*** Data extract Section Begins ***

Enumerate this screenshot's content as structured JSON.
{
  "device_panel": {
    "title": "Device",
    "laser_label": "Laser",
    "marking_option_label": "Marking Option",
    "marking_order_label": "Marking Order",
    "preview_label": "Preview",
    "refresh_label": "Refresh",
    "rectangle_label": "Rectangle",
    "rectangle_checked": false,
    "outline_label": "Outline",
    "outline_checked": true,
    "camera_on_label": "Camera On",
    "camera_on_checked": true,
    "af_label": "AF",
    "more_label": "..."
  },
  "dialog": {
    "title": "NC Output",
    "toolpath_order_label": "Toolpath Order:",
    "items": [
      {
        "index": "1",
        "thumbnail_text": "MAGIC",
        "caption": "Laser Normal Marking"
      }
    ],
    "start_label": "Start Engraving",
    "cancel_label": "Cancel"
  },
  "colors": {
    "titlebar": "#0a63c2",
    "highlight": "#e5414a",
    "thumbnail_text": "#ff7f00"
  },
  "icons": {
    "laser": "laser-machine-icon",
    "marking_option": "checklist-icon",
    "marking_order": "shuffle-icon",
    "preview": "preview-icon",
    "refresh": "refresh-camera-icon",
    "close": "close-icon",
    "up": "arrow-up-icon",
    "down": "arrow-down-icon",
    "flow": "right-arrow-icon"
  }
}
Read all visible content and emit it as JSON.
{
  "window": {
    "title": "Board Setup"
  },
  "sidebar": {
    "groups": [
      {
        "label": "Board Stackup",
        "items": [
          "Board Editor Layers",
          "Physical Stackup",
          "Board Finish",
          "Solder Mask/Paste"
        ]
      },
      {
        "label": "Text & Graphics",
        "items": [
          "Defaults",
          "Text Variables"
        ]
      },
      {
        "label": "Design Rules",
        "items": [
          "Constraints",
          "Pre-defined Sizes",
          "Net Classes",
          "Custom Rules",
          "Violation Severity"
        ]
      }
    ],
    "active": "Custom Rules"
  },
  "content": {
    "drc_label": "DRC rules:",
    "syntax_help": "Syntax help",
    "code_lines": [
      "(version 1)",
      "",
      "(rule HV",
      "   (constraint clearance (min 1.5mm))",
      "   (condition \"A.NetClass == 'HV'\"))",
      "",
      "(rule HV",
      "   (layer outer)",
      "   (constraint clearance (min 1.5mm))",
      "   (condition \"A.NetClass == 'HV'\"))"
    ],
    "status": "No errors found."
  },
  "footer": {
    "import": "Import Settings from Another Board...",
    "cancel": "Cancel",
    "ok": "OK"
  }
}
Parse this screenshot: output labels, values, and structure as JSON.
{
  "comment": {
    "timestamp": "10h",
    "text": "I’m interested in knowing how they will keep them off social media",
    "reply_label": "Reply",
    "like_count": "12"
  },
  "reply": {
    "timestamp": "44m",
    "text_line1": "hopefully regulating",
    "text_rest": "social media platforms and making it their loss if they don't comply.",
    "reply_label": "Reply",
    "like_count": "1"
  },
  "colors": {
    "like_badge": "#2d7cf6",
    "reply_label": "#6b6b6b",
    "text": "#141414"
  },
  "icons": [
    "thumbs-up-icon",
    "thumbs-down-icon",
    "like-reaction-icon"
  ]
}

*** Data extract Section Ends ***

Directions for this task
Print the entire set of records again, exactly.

Your response
Enumerate this screenshot's content as structured JSON.
{
  "device_panel": {
    "title": "Device",
    "laser_label": "Laser",
    "marking_option_label": "Marking Option",
    "marking_order_label": "Marking Order",
    "preview_label": "Preview",
    "refresh_label": "Refresh",
    "rectangle_label": "Rectangle",
    "rectangle_checked": false,
    "outline_label": "Outline",
    "outline_checked": true,
    "camera_on_label": "Camera On",
    "camera_on_checked": true,
    "af_label": "AF",
    "more_label": "..."
  },
  "dialog": {
    "title": "NC Output",
    "toolpath_order_label": "Toolpath Order:",
    "items": [
      {
        "index": "1",
        "thumbnail_text": "MAGIC",
        "caption": "Laser Normal Marking"
      }
    ],
    "start_label": "Start Engraving",
    "cancel_label": "Cancel"
  },
  "colors": {
    "titlebar": "#0a63c2",
    "highlight": "#e5414a",
    "thumbnail_text": "#ff7f00"
  },
  "icons": {
    "laser": "laser-machine-icon",
    "marking_option": "checklist-icon",
    "marking_order": "shuffle-icon",
    "preview": "preview-icon",
    "refresh": "refresh-camera-icon",
    "close": "close-icon",
    "up": "arrow-up-icon",
    "down": "arrow-down-icon",
    "flow": "right-arrow-icon"
  }
}
Read all visible content and emit it as JSON.
{
  "window": {
    "title": "Board Setup"
  },
  "sidebar": {
    "groups": [
      {
        "label": "Board Stackup",
        "items": [
          "Board Editor Layers",
          "Physical Stackup",
          "Board Finish",
          "Solder Mask/Paste"
        ]
      },
      {
        "label": "Text & Graphics",
        "items": [
          "Defaults",
          "Text Variables"
        ]
      },
      {
        "label": "Design Rules",
        "items": [
          "Constraints",
          "Pre-defined Sizes",
          "Net Classes",
          "Custom Rules",
          "Violation Severity"
        ]
      }
    ],
    "active": "Custom Rules"
  },
  "content": {
    "drc_label": "DRC rules:",
    "syntax_help": "Syntax help",
    "code_lines": [
      "(version 1)",
      "",
      "(rule HV",
      "   (constraint clearance (min 1.5mm))",
      "   (condition \"A.NetClass == 'HV'\"))",
      "",
      "(rule HV",
      "   (layer outer)",
      "   (constraint clearance (min 1.5mm))",
      "   (condition \"A.NetClass == 'HV'\"))"
    ],
    "status": "No errors found."
  },
  "footer": {
    "import": "Import Settings from Another Board...",
    "cancel": "Cancel",
    "ok": "OK"
  }
}
Parse this screenshot: output labels, values, and structure as JSON.
{
  "comment": {
    "timestamp": "10h",
    "text": "I’m interested in knowing how they will keep them off social media",
    "reply_label": "Reply",
    "like_count": "12"
  },
  "reply": {
    "timestamp": "44m",
    "text_line1": "hopefully regulating",
    "text_rest": "social media platforms and making it their loss if they don't comply.",
    "reply_label": "Reply",
    "like_count": "1"
  },
  "colors": {
    "like_badge": "#2d7cf6",
    "reply_label": "#6b6b6b",
    "text": "#141414"
  },
  "icons": [
    "thumbs-up-icon",
    "thumbs-down-icon",
    "like-reaction-icon"
  ]
}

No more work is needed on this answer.